People who have experienced trauma typically need to devise coping strategies for handling stress. Unfortunately for many people, addiction becomes a source of comfort and escape. The association between trauma and the development of various addiction later in life may be even more profound than we realize.
A strong friend of mine, who wished to remain anonymous, was kind enough to describe her experience of trauma and subsequent addiction as follows: “I remember my mom physically abusing me and my dad saying that it was my fault since I tested her patience and lived in a fantasy world. [My parents] would constantly tell me I was crazy, drag me to doctors for issues and always find something wrong with me. [My addiction] was a coping mechanism from my dog dying, my mom having cancer, my best friend stealing, and all the abuse from my past”.
According to one study, which utilized a questionnaire administered to women who were seeking treatment for comorbid post-traumatic stress disorder (PTSD) and substance use disorder (SUD), nine out of ten participants reported a history of childhood trauma. The researchers also found that the severity of the trauma was positively correlated with the severity of various symptoms, such as “depressive symptoms, dysthymic symptoms, socio-phobic symptoms, and distrust,” as well as an earlier onset of substance use (Lotzin et al., 2019).
In addition to substance use, PTSD has been linked to less externally obvious addictions, such as food addiction. Earlier this year, one study reviewed overlaps and distinctions between the histories and behaviors of a sample of women with food addiction and substance use disorders, compared with a control sample of women without addictions. Through administering various standardized questionnaires and scales, they found that “women with SUD or food addiction have similar PTSD and depression symptom profiles, and exhibited more problems with emotional dysregulation as compared to [the control group]”. They go on to suggest that “food addiction and SUD [may] have similar neurobiological signatures, including abnormalities in reward pathways, and may respond to similar types of treatment” (Hardy et al., 2019).

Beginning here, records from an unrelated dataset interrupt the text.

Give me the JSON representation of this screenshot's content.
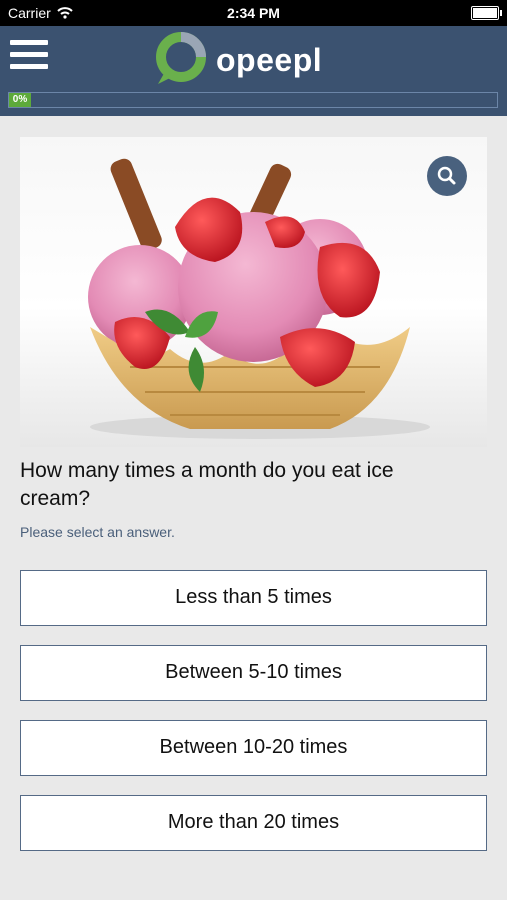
{
  "status_bar": {
    "carrier": "Carrier",
    "time": "2:34 PM"
  },
  "header": {
    "app_name": "opeepl",
    "progress_label": "0%",
    "progress_value": 0,
    "brand_color": "#3b5270",
    "progress_color": "#5daa3a"
  },
  "hero": {
    "image": "ice-cream-waffle-bowl-strawberries",
    "zoom_icon": "search-icon"
  },
  "question": {
    "text": "How many times a month do you eat ice cream?",
    "hint": "Please select an answer."
  },
  "answers": [
    "Less than 5 times",
    "Between 5-10 times",
    "Between 10-20 times",
    "More than 20 times"
  ]
}
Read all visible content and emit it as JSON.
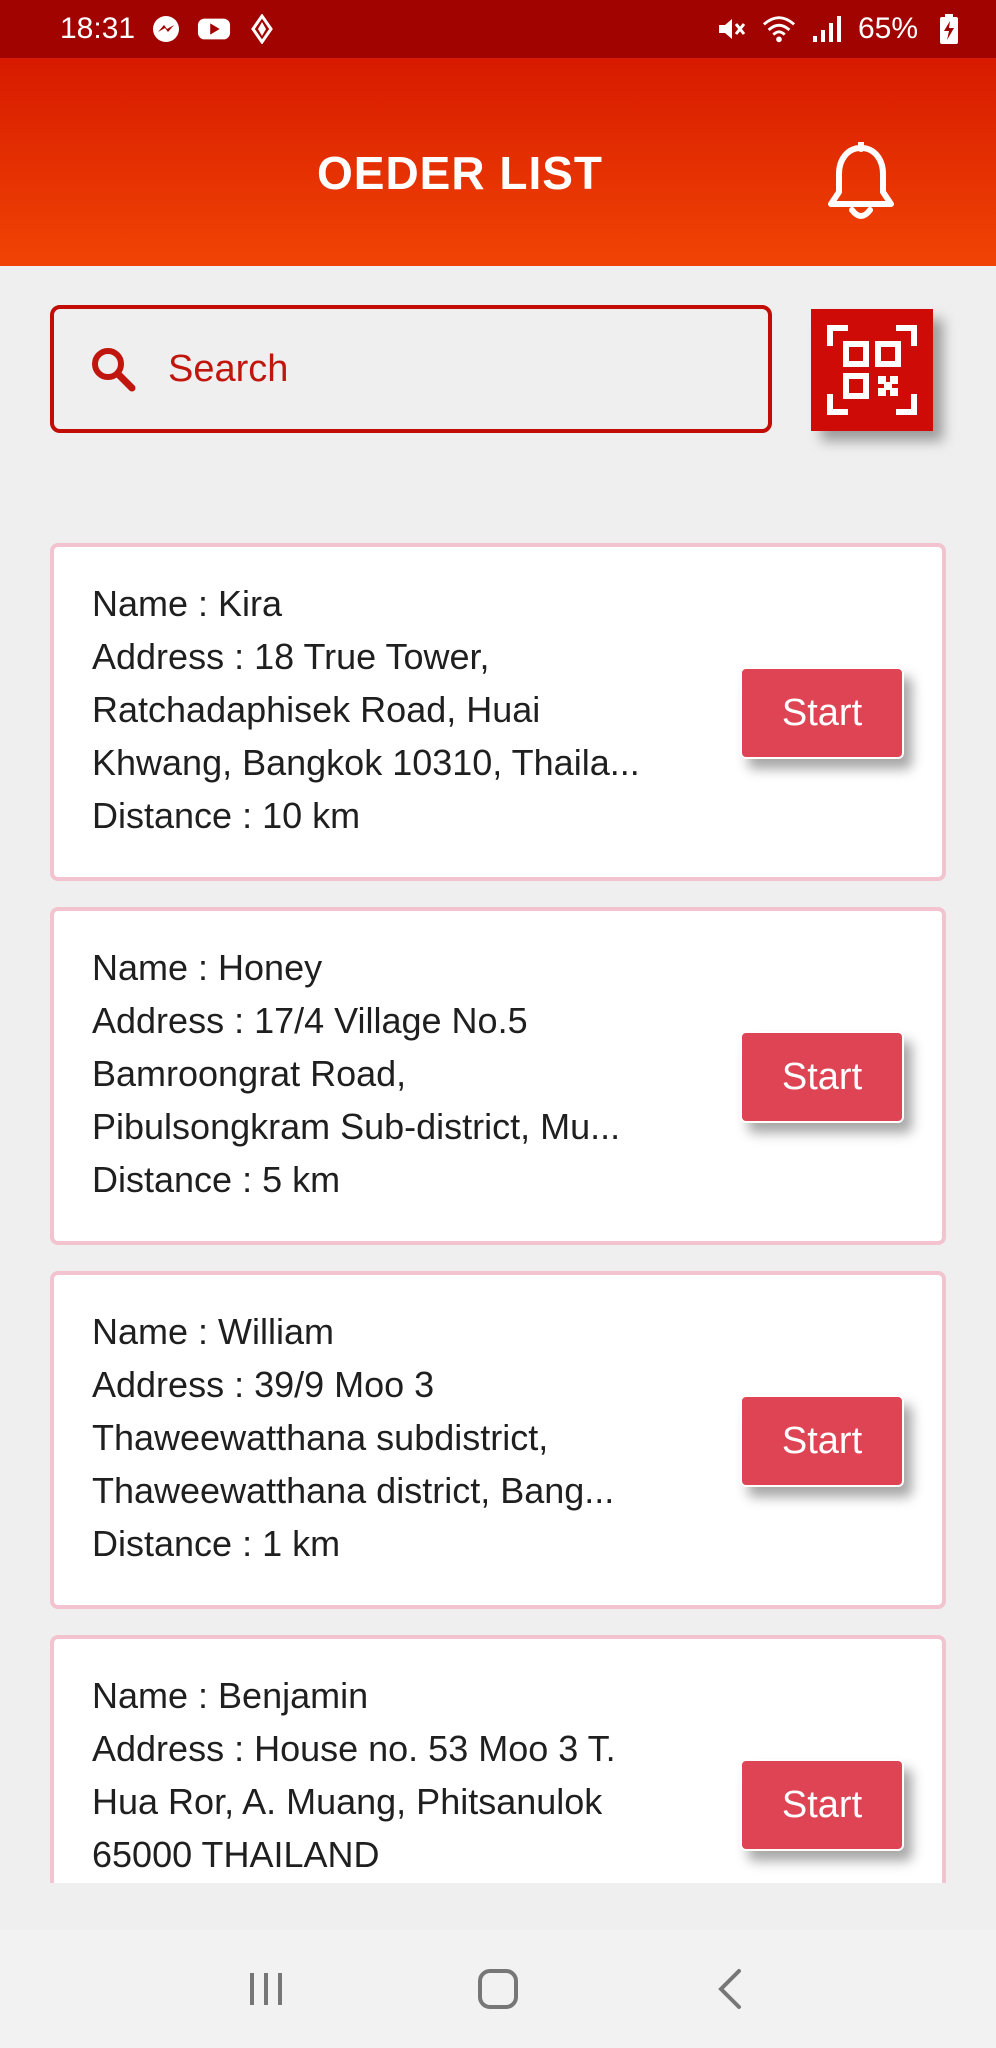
{
  "status_bar": {
    "time": "18:31",
    "battery": "65%",
    "icons": [
      "messenger-icon",
      "youtube-icon",
      "diamond-icon",
      "mute-icon",
      "wifi-icon",
      "signal-icon",
      "battery-charging-icon"
    ]
  },
  "header": {
    "title": "OEDER LIST",
    "bell_icon": "bell-icon"
  },
  "search": {
    "placeholder": "Search",
    "value": "",
    "icon": "search-icon"
  },
  "qr": {
    "icon": "qr-code-icon"
  },
  "orders": [
    {
      "name": "Name : Kira",
      "address_lines": [
        "Address : 18 True Tower,",
        "Ratchadaphisek Road, Huai",
        "Khwang, Bangkok 10310, Thaila..."
      ],
      "distance": "Distance : 10 km",
      "button": "Start"
    },
    {
      "name": "Name : Honey",
      "address_lines": [
        "Address : 17/4 Village No.5",
        "Bamroongrat Road,",
        "Pibulsongkram Sub-district, Mu..."
      ],
      "distance": "Distance : 5 km",
      "button": "Start"
    },
    {
      "name": "Name : William",
      "address_lines": [
        "Address : 39/9 Moo 3",
        "Thaweewatthana subdistrict,",
        "Thaweewatthana district, Bang..."
      ],
      "distance": "Distance : 1 km",
      "button": "Start"
    },
    {
      "name": "Name : Benjamin",
      "address_lines": [
        "Address : House no. 53 Moo 3 T.",
        "Hua Ror, A. Muang, Phitsanulok",
        "65000 THAILAND"
      ],
      "distance": "",
      "button": "Start"
    }
  ],
  "colors": {
    "status_bar": "#a10300",
    "header_top": "#d71a00",
    "header_bottom": "#f14404",
    "accent": "#c10d05",
    "start_button": "#df4454",
    "card_border": "#f3c3cf"
  },
  "nav": [
    "recent-apps-icon",
    "home-icon",
    "back-icon"
  ]
}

Childhood adversity, such as abuse, trauma, and neglect yield alterations in the dopaminergic, oxytocin, and glucocorticoid systems of people, as described in detail by one study. These changes exist molecularly, neuro-endocrinologically, and ultimately behaviorally. People with trauma thus suffer from such afflictions as insecure attachment style, risk-seeking, and symptoms of depression and anxiety. They are more susceptible, down to the molecular level, of developing addictions later in life (Kim et al., 2019).
It is vital to always keep in mind that people who are addicted to drugs are more often than not, simply coping with unimaginable pain in a destructive way. The more resources they have available to them, the more hope there is that they can live their lives free from the bondage of addiction. As the brain is specifically wired to respond to rewards, there is nothing wrong with people who use. When provided with alternative coping skills and a supportive network, it becomes possible for them to heal from both addiction and the damage of an adverse childhood.
Hardy, R., Fani, N., Jovanovic, T., & Michopoulos, V. (2018). Food addiction and substance addiction in women: Common clinical characteristics. Appetite, 120, 367–373. doi:10.1016/j.appet.2017.09.026
Kim, S., Kwok, S., Mayes, L. C., Potenza, M. N., Rutherford, H., & Strathearn, L. (2017). Early adverse experience and substance addiction: dopamine, oxytocin, and glucocorticoid pathways. Annals of the New York Academy of Sciences, 1394(1), 74–91. doi:10.1111/nyas.13140
Lotzin, A., Grundmann, J., Hiller, P., Pawils, S., & Schäfer, I. (2019). Profiles of Childhood
Trauma in Women With Substance Use Disorders and Comorbid Posttraumatic Stress Disorders. Frontiers in psychiatry, 10, 674. doi:10.3389/fpsyt.2019.00674